▸ INPUT FOR THIS TASK
────────
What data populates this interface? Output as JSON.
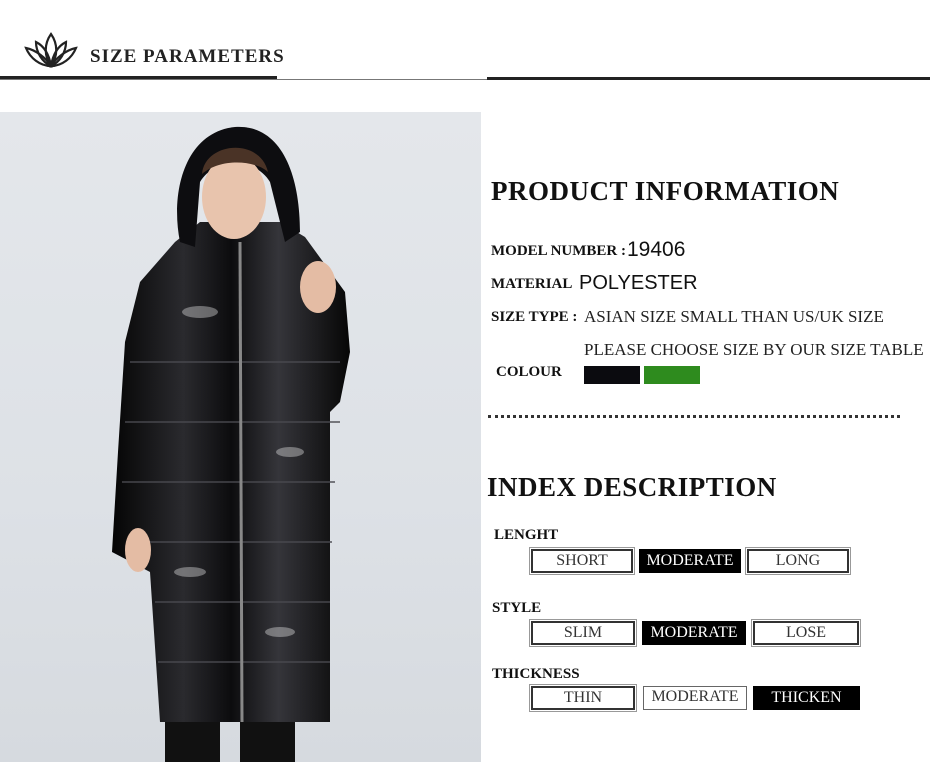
{
  "header": {
    "title": "SIZE PARAMETERS",
    "logo_icon": "lotus-icon"
  },
  "product_information": {
    "title": "PRODUCT INFORMATION",
    "model_number_label": "MODEL NUMBER :",
    "model_number_value": "19406",
    "material_label": "MATERIAL",
    "material_value": "POLYESTER",
    "size_type_label": "SIZE TYPE :",
    "size_type_line1": "ASIAN SIZE SMALL THAN US/UK SIZE",
    "size_type_line2": "PLEASE CHOOSE SIZE BY OUR SIZE TABLE",
    "colour_label": "COLOUR",
    "colours": [
      "#0b0b0f",
      "#2e8b1e"
    ]
  },
  "index_description": {
    "title": "INDEX DESCRIPTION",
    "length": {
      "label": "LENGHT",
      "options": [
        "SHORT",
        "MODERATE",
        "LONG"
      ],
      "selected": "MODERATE"
    },
    "style": {
      "label": "STYLE",
      "options": [
        "SLIM",
        "MODERATE",
        "LOSE"
      ],
      "selected": "MODERATE"
    },
    "thickness": {
      "label": "THICKNESS",
      "options": [
        "THIN",
        "MODERATE",
        "THICKEN"
      ],
      "selected": "THICKEN"
    }
  }
}
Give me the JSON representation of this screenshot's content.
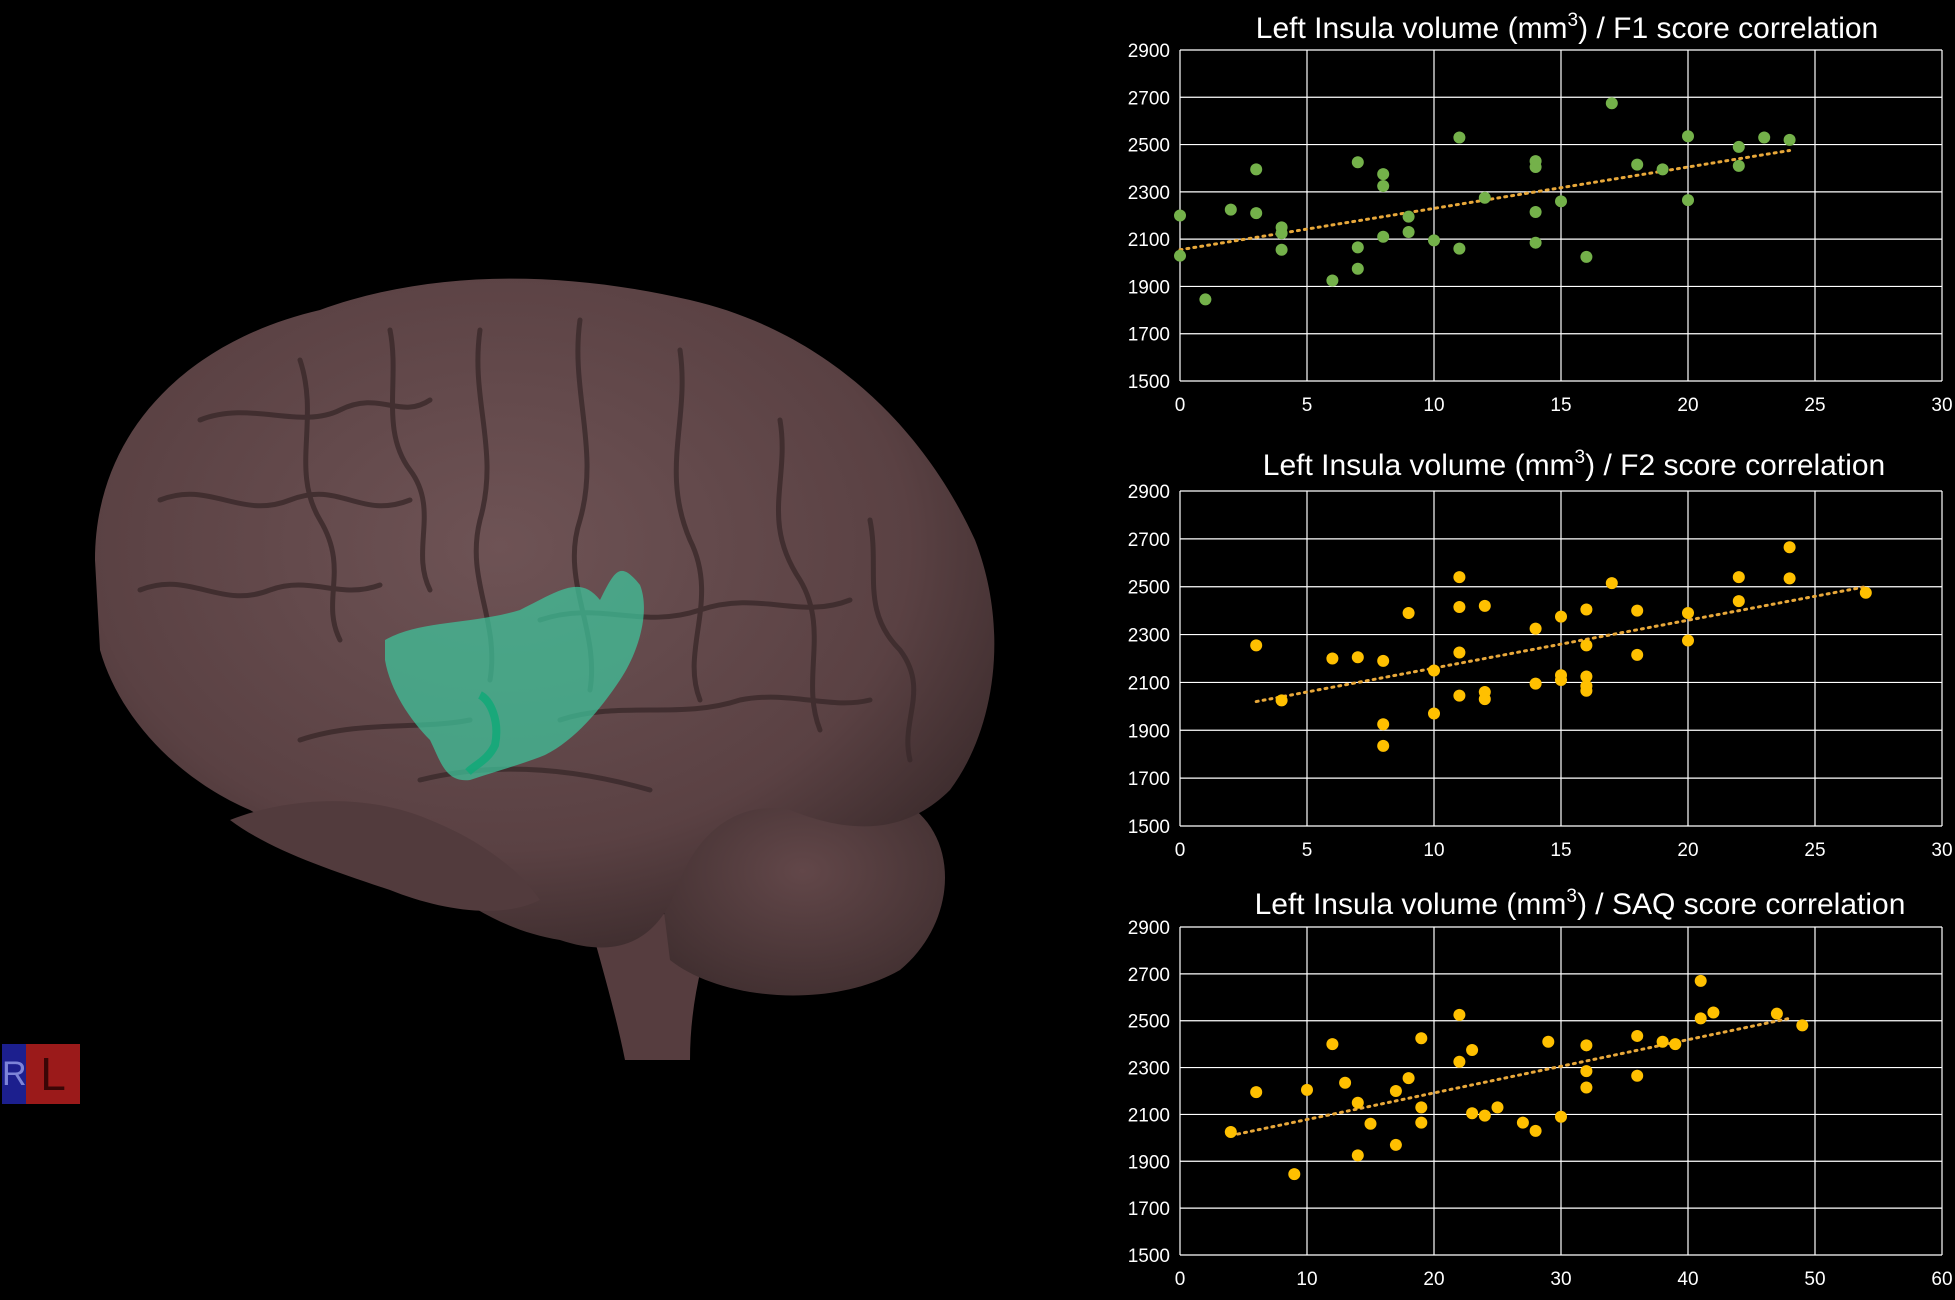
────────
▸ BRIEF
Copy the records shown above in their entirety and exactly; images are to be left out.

▸ SOLUTION FOR THIS PROBLEM
What data populates this interface? Output as JSON.
{
  "header": {
    "title": "SIZE PARAMETERS",
    "logo_icon": "lotus-icon"
  },
  "product_information": {
    "title": "PRODUCT INFORMATION",
    "model_number_label": "MODEL NUMBER :",
    "model_number_value": "19406",
    "material_label": "MATERIAL",
    "material_value": "POLYESTER",
    "size_type_label": "SIZE TYPE :",
    "size_type_line1": "ASIAN SIZE SMALL THAN US/UK SIZE",
    "size_type_line2": "PLEASE CHOOSE SIZE BY OUR SIZE TABLE",
    "colour_label": "COLOUR",
    "colours": [
      "#0b0b0f",
      "#2e8b1e"
    ]
  },
  "index_description": {
    "title": "INDEX DESCRIPTION",
    "length": {
      "label": "LENGHT",
      "options": [
        "SHORT",
        "MODERATE",
        "LONG"
      ],
      "selected": "MODERATE"
    },
    "style": {
      "label": "STYLE",
      "options": [
        "SLIM",
        "MODERATE",
        "LOSE"
      ],
      "selected": "MODERATE"
    },
    "thickness": {
      "label": "THICKNESS",
      "options": [
        "THIN",
        "MODERATE",
        "THICKEN"
      ],
      "selected": "THICKEN"
    }
  }
}
Give me the JSON representation of this screenshot's content.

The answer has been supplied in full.